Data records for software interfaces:
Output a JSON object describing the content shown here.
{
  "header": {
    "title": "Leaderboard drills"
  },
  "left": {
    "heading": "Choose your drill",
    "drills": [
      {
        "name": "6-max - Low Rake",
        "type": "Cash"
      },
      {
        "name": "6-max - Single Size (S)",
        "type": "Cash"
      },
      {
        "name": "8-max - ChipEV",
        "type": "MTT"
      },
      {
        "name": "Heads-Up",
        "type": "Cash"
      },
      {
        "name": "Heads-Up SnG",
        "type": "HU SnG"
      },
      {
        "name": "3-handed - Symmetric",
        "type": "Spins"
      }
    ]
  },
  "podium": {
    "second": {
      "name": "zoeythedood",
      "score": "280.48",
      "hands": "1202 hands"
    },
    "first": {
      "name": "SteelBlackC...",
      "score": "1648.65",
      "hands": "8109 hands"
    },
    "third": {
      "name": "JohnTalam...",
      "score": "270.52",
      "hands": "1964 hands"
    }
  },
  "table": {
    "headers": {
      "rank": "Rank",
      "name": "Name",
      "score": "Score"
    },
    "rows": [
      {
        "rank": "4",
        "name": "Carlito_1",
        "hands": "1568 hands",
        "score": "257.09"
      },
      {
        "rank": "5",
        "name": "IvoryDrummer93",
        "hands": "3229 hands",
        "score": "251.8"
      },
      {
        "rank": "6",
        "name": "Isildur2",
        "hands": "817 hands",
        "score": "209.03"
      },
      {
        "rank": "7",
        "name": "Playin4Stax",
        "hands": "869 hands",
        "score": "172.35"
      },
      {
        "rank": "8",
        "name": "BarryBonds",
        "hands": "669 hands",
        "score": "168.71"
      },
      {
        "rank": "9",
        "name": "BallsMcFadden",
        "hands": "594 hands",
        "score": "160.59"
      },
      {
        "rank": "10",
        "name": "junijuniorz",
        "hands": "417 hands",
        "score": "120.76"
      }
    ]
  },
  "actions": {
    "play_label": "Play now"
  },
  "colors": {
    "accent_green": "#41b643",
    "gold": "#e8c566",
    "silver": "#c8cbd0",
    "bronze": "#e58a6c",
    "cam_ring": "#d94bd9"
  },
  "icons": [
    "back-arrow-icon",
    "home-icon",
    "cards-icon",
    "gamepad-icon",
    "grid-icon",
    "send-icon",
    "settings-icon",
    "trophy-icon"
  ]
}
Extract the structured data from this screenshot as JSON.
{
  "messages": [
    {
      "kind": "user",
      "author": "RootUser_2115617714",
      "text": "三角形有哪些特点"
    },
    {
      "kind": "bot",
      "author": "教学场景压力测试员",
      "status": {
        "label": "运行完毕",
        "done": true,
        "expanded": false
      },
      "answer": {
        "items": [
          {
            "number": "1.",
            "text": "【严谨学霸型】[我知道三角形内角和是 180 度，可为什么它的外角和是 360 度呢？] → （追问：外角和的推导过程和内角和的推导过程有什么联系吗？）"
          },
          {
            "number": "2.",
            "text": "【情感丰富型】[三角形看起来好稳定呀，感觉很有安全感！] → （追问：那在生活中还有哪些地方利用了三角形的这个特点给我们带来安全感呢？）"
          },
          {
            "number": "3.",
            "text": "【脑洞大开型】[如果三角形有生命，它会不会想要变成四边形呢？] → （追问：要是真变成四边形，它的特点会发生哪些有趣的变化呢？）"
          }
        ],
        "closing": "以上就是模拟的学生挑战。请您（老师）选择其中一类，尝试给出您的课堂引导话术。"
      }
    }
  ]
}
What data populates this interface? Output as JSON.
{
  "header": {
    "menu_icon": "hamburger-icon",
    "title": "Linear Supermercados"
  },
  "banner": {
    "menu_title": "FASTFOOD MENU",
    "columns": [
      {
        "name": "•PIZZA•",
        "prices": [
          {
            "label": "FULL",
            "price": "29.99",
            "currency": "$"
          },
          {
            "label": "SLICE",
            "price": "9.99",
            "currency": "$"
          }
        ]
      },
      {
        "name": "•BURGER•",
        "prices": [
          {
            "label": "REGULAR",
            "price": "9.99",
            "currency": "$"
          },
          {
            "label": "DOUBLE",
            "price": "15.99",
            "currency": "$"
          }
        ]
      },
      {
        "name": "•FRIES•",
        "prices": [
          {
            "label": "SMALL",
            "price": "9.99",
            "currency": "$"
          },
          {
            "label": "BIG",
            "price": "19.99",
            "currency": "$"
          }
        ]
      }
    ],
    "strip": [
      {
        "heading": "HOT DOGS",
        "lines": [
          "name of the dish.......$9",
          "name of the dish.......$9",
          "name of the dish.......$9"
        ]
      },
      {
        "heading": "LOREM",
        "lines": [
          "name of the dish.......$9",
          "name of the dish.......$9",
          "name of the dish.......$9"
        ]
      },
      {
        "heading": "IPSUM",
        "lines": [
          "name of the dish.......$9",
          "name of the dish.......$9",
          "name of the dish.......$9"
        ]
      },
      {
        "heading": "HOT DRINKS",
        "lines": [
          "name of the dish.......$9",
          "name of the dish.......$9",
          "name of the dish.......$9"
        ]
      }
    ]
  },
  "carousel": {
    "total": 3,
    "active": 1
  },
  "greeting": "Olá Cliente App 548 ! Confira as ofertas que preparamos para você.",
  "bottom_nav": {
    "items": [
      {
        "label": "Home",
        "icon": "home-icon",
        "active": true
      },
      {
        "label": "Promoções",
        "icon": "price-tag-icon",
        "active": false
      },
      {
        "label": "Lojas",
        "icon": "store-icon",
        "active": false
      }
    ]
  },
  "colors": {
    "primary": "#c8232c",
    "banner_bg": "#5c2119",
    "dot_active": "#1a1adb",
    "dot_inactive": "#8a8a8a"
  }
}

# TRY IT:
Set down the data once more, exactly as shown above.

# RESPONSE TO THE TASK:
Output a JSON object describing the content shown here.
{
  "header": {
    "title": "Leaderboard drills"
  },
  "left": {
    "heading": "Choose your drill",
    "drills": [
      {
        "name": "6-max - Low Rake",
        "type": "Cash"
      },
      {
        "name": "6-max - Single Size (S)",
        "type": "Cash"
      },
      {
        "name": "8-max - ChipEV",
        "type": "MTT"
      },
      {
        "name": "Heads-Up",
        "type": "Cash"
      },
      {
        "name": "Heads-Up SnG",
        "type": "HU SnG"
      },
      {
        "name": "3-handed - Symmetric",
        "type": "Spins"
      }
    ]
  },
  "podium": {
    "second": {
      "name": "zoeythedood",
      "score": "280.48",
      "hands": "1202 hands"
    },
    "first": {
      "name": "SteelBlackC...",
      "score": "1648.65",
      "hands": "8109 hands"
    },
    "third": {
      "name": "JohnTalam...",
      "score": "270.52",
      "hands": "1964 hands"
    }
  },
  "table": {
    "headers": {
      "rank": "Rank",
      "name": "Name",
      "score": "Score"
    },
    "rows": [
      {
        "rank": "4",
        "name": "Carlito_1",
        "hands": "1568 hands",
        "score": "257.09"
      },
      {
        "rank": "5",
        "name": "IvoryDrummer93",
        "hands": "3229 hands",
        "score": "251.8"
      },
      {
        "rank": "6",
        "name": "Isildur2",
        "hands": "817 hands",
        "score": "209.03"
      },
      {
        "rank": "7",
        "name": "Playin4Stax",
        "hands": "869 hands",
        "score": "172.35"
      },
      {
        "rank": "8",
        "name": "BarryBonds",
        "hands": "669 hands",
        "score": "168.71"
      },
      {
        "rank": "9",
        "name": "BallsMcFadden",
        "hands": "594 hands",
        "score": "160.59"
      },
      {
        "rank": "10",
        "name": "junijuniorz",
        "hands": "417 hands",
        "score": "120.76"
      }
    ]
  },
  "actions": {
    "play_label": "Play now"
  },
  "colors": {
    "accent_green": "#41b643",
    "gold": "#e8c566",
    "silver": "#c8cbd0",
    "bronze": "#e58a6c",
    "cam_ring": "#d94bd9"
  },
  "icons": [
    "back-arrow-icon",
    "home-icon",
    "cards-icon",
    "gamepad-icon",
    "grid-icon",
    "send-icon",
    "settings-icon",
    "trophy-icon"
  ]
}
Extract the structured data from this screenshot as JSON.
{
  "messages": [
    {
      "kind": "user",
      "author": "RootUser_2115617714",
      "text": "三角形有哪些特点"
    },
    {
      "kind": "bot",
      "author": "教学场景压力测试员",
      "status": {
        "label": "运行完毕",
        "done": true,
        "expanded": false
      },
      "answer": {
        "items": [
          {
            "number": "1.",
            "text": "【严谨学霸型】[我知道三角形内角和是 180 度，可为什么它的外角和是 360 度呢？] → （追问：外角和的推导过程和内角和的推导过程有什么联系吗？）"
          },
          {
            "number": "2.",
            "text": "【情感丰富型】[三角形看起来好稳定呀，感觉很有安全感！] → （追问：那在生活中还有哪些地方利用了三角形的这个特点给我们带来安全感呢？）"
          },
          {
            "number": "3.",
            "text": "【脑洞大开型】[如果三角形有生命，它会不会想要变成四边形呢？] → （追问：要是真变成四边形，它的特点会发生哪些有趣的变化呢？）"
          }
        ],
        "closing": "以上就是模拟的学生挑战。请您（老师）选择其中一类，尝试给出您的课堂引导话术。"
      }
    }
  ]
}
What data populates this interface? Output as JSON.
{
  "header": {
    "menu_icon": "hamburger-icon",
    "title": "Linear Supermercados"
  },
  "banner": {
    "menu_title": "FASTFOOD MENU",
    "columns": [
      {
        "name": "•PIZZA•",
        "prices": [
          {
            "label": "FULL",
            "price": "29.99",
            "currency": "$"
          },
          {
            "label": "SLICE",
            "price": "9.99",
            "currency": "$"
          }
        ]
      },
      {
        "name": "•BURGER•",
        "prices": [
          {
            "label": "REGULAR",
            "price": "9.99",
            "currency": "$"
          },
          {
            "label": "DOUBLE",
            "price": "15.99",
            "currency": "$"
          }
        ]
      },
      {
        "name": "•FRIES•",
        "prices": [
          {
            "label": "SMALL",
            "price": "9.99",
            "currency": "$"
          },
          {
            "label": "BIG",
            "price": "19.99",
            "currency": "$"
          }
        ]
      }
    ],
    "strip": [
      {
        "heading": "HOT DOGS",
        "lines": [
          "name of the dish.......$9",
          "name of the dish.......$9",
          "name of the dish.......$9"
        ]
      },
      {
        "heading": "LOREM",
        "lines": [
          "name of the dish.......$9",
          "name of the dish.......$9",
          "name of the dish.......$9"
        ]
      },
      {
        "heading": "IPSUM",
        "lines": [
          "name of the dish.......$9",
          "name of the dish.......$9",
          "name of the dish.......$9"
        ]
      },
      {
        "heading": "HOT DRINKS",
        "lines": [
          "name of the dish.......$9",
          "name of the dish.......$9",
          "name of the dish.......$9"
        ]
      }
    ]
  },
  "carousel": {
    "total": 3,
    "active": 1
  },
  "greeting": "Olá Cliente App 548 ! Confira as ofertas que preparamos para você.",
  "bottom_nav": {
    "items": [
      {
        "label": "Home",
        "icon": "home-icon",
        "active": true
      },
      {
        "label": "Promoções",
        "icon": "price-tag-icon",
        "active": false
      },
      {
        "label": "Lojas",
        "icon": "store-icon",
        "active": false
      }
    ]
  },
  "colors": {
    "primary": "#c8232c",
    "banner_bg": "#5c2119",
    "dot_active": "#1a1adb",
    "dot_inactive": "#8a8a8a"
  }
}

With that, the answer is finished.